Climate change could lead to a decline in omega-3 fats and higher toxin levels in ocean fish, according to a report on the Nautilus website.
Although it had been documented that global warming was causing ocean fish populations to decline, research suggested it might also influence the make-up of fish bodies, the 26 May report said.
By transforming ocean food webs, warmer temperatures could change the amount of minerals and fats that fish get through their diet, potentially affecting their metabolism and ability to excrete toxic substances, Nautilus wrote.
The research – still in the early stages – indicated these changes could lead to a decline in omega-3 fats and higher toxin levels in certain fish species and other kinds of seafood.
As seafood is a key source of protein, omega-3 fats and key minerals such as zinc and iron – providing nourishment to more than 3bn people worldwide – this could have major effects on human health, the report said.
“The potential implications for global nutrient security could be quite large,” Tanika Shalders, a marine scientist at Australia’s National Marine Science Centre at Southern Cross University, was quoted as saying.
The decline in omega-3 fats begins at the bottom of the food web, where marine algae called phytoplankton synthesise two types of fatty acids to build their cell membranes. At cooler temperatures, phytoplankton tend to produce more unsaturated fatty acids such as omega-3s, as they create more flexible membranes that do not freeze up, aquaculture nutrition specialist Stefanie Colombo of Dalhousie University explained.
At warmer temperatures, production shifts to saturated fatty acids that are stiffer and provide more structure.
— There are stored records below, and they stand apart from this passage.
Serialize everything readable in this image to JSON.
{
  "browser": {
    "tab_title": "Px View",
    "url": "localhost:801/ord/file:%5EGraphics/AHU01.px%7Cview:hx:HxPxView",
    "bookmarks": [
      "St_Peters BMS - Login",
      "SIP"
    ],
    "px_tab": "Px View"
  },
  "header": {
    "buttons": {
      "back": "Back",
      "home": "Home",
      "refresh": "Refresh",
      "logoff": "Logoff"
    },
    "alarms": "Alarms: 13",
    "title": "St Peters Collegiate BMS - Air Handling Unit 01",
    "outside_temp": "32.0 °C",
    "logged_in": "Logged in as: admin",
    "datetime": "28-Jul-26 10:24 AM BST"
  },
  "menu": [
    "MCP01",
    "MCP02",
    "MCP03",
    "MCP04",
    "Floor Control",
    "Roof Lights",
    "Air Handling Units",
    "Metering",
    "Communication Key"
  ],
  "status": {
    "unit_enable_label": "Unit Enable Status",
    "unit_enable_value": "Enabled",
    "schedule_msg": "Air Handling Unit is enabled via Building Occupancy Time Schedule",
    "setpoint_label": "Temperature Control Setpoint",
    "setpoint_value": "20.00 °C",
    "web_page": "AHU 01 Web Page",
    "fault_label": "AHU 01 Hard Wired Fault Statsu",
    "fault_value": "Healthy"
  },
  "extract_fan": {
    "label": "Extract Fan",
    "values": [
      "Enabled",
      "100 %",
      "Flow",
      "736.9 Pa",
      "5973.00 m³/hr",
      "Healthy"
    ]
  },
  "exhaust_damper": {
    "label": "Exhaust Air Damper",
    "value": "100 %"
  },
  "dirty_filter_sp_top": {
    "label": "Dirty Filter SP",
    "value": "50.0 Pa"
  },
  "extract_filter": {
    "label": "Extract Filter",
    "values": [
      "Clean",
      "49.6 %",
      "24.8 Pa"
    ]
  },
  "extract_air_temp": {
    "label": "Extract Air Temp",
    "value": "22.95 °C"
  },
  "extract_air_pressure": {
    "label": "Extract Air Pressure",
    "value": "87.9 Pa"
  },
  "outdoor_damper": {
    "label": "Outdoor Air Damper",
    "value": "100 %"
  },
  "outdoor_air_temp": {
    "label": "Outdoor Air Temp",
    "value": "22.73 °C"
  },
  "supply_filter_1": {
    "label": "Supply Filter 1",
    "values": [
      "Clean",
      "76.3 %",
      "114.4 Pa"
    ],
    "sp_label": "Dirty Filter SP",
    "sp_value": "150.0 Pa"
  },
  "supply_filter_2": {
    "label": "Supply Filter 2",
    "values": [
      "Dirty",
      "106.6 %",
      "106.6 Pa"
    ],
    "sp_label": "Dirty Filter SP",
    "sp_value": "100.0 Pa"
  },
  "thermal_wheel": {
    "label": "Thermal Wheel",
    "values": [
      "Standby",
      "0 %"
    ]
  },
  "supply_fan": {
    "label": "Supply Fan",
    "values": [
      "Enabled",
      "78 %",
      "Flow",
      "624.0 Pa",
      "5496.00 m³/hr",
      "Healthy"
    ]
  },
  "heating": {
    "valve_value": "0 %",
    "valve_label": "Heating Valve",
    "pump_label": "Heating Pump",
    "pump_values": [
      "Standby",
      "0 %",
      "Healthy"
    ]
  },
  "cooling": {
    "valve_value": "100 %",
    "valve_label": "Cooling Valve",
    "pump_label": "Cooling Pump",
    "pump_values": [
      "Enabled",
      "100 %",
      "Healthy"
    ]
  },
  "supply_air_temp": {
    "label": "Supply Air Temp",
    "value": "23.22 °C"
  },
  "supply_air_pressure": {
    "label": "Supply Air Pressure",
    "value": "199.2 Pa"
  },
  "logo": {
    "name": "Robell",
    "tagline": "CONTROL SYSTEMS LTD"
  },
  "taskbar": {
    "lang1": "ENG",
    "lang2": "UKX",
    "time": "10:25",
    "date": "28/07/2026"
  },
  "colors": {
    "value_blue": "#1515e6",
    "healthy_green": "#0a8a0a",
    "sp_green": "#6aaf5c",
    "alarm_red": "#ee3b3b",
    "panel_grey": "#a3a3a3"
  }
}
This meant that, as the ocean warmed, phytoplankton would make less healthy omega-3 fats.
In a study conducted in 2016 by Colombo and colleagues, a computer model predicted that global phytoplankton production of docosahexaenoic acid (DHA) – a type of omega-3 – could decline by almost 28% by the end of the century if ocean surface temperatures warmed by 2.5°C, a figure well within the range of current climate trajectories.
That was a concern due to the fact “all other organisms are basically getting their DHA from … phytoplankton as it gets passed through the food chain,” Colombo said.
Oceanic fish rely mainly on plankton to get their DHA – which explains why fish in cooler regions tend to have more omega-3s than tropical species – and fish are our main dietary source of DHA. This fatty acid is one of the most important omega-3s for human health and is linked to a range of benefits, including lower blood pressure, reduced inflammation, and lower risks of dying from heart disease, according to the report.
The global availability of DHA in fish could decline by 10%-58% by 2100, depending on global warming, according to forecasts by Colombo and her colleagues.
Further research was needed to understand the scale of future DHA declines, Colombo added.
To avoid omega-3 deficits, the aquaculture industry was making efforts to make farmed fish more nutritious by feeding them with DHA-rich algae grown on land, although many lower-income countries might not have the resources to do that at the necessary scale, the report said.